▸ **What you should do**:
Each line of the data below holding the word "name" must be copied.

Excerpts from an interface dataset
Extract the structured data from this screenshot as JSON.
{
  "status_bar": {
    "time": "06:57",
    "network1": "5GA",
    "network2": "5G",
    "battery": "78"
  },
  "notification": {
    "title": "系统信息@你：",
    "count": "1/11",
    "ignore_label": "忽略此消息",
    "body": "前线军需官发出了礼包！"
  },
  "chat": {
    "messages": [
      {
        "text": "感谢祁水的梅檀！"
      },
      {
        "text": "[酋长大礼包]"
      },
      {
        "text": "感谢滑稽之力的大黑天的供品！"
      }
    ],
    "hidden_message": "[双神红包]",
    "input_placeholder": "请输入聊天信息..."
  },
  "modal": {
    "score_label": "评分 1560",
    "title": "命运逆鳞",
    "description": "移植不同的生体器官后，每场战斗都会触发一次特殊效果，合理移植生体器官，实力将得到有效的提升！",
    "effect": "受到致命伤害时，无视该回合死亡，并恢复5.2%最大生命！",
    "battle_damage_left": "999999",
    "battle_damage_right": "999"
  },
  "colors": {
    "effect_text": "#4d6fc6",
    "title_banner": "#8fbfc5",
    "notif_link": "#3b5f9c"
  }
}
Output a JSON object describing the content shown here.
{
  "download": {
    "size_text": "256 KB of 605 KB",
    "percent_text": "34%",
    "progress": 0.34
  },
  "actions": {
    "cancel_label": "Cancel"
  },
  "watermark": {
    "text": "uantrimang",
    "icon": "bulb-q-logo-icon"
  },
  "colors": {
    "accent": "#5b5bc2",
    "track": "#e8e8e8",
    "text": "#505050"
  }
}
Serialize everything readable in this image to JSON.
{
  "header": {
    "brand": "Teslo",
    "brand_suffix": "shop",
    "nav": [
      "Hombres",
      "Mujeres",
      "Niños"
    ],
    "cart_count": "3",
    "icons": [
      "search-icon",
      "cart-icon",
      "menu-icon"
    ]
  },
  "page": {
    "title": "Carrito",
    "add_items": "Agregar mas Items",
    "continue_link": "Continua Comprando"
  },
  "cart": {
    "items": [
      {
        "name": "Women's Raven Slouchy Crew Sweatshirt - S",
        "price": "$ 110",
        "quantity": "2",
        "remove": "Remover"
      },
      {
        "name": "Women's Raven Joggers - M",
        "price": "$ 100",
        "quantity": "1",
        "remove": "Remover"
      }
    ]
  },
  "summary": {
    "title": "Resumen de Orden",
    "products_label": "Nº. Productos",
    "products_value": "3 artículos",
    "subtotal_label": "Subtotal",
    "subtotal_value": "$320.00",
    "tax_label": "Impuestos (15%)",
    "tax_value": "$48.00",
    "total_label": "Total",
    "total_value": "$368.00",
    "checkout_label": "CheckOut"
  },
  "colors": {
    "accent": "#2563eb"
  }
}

▸ **Solution to the exercise**:
        "name": "Women's Raven Slouchy Crew Sweatshirt - S",
        "name": "Women's Raven Joggers - M",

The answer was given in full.